Copy the entries exactly, leaving out nothing.
*** Opening Exercise materials ***
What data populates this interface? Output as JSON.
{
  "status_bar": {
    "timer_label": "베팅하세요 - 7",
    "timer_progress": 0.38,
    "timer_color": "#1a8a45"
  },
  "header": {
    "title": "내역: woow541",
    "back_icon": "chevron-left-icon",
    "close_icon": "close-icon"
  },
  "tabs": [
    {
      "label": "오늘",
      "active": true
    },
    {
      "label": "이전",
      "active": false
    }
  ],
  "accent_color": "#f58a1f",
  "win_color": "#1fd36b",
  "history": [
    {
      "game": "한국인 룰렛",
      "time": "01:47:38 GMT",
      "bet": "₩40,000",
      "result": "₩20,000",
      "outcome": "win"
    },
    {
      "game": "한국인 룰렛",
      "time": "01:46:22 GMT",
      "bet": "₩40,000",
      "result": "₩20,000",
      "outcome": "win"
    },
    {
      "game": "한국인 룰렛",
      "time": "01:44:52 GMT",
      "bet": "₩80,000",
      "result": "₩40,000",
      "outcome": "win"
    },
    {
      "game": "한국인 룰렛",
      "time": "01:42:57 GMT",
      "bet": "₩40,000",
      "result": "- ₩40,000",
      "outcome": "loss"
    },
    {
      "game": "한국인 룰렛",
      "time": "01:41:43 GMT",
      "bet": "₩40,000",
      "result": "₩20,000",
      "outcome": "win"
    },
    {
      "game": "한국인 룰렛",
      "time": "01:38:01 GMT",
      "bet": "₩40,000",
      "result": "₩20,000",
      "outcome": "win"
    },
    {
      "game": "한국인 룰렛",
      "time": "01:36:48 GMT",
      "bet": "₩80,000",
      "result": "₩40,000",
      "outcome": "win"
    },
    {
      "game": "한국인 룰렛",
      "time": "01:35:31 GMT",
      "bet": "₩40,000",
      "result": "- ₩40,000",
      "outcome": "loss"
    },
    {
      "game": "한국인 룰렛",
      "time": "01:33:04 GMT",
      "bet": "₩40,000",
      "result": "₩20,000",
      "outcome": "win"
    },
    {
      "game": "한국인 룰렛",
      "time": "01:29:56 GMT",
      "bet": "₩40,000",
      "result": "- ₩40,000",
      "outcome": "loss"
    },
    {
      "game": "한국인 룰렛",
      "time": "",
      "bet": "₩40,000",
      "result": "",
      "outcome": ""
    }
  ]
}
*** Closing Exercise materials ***
Completed exercise:
What data populates this interface? Output as JSON.
{
  "status_bar": {
    "timer_label": "베팅하세요 - 7",
    "timer_progress": 0.38,
    "timer_color": "#1a8a45"
  },
  "header": {
    "title": "내역: woow541",
    "back_icon": "chevron-left-icon",
    "close_icon": "close-icon"
  },
  "tabs": [
    {
      "label": "오늘",
      "active": true
    },
    {
      "label": "이전",
      "active": false
    }
  ],
  "accent_color": "#f58a1f",
  "win_color": "#1fd36b",
  "history": [
    {
      "game": "한국인 룰렛",
      "time": "01:47:38 GMT",
      "bet": "₩40,000",
      "result": "₩20,000",
      "outcome": "win"
    },
    {
      "game": "한국인 룰렛",
      "time": "01:46:22 GMT",
      "bet": "₩40,000",
      "result": "₩20,000",
      "outcome": "win"
    },
    {
      "game": "한국인 룰렛",
      "time": "01:44:52 GMT",
      "bet": "₩80,000",
      "result": "₩40,000",
      "outcome": "win"
    },
    {
      "game": "한국인 룰렛",
      "time": "01:42:57 GMT",
      "bet": "₩40,000",
      "result": "- ₩40,000",
      "outcome": "loss"
    },
    {
      "game": "한국인 룰렛",
      "time": "01:41:43 GMT",
      "bet": "₩40,000",
      "result": "₩20,000",
      "outcome": "win"
    },
    {
      "game": "한국인 룰렛",
      "time": "01:38:01 GMT",
      "bet": "₩40,000",
      "result": "₩20,000",
      "outcome": "win"
    },
    {
      "game": "한국인 룰렛",
      "time": "01:36:48 GMT",
      "bet": "₩80,000",
      "result": "₩40,000",
      "outcome": "win"
    },
    {
      "game": "한국인 룰렛",
      "time": "01:35:31 GMT",
      "bet": "₩40,000",
      "result": "- ₩40,000",
      "outcome": "loss"
    },
    {
      "game": "한국인 룰렛",
      "time": "01:33:04 GMT",
      "bet": "₩40,000",
      "result": "₩20,000",
      "outcome": "win"
    },
    {
      "game": "한국인 룰렛",
      "time": "01:29:56 GMT",
      "bet": "₩40,000",
      "result": "- ₩40,000",
      "outcome": "loss"
    },
    {
      "game": "한국인 룰렛",
      "time": "",
      "bet": "₩40,000",
      "result": "",
      "outcome": ""
    }
  ]
}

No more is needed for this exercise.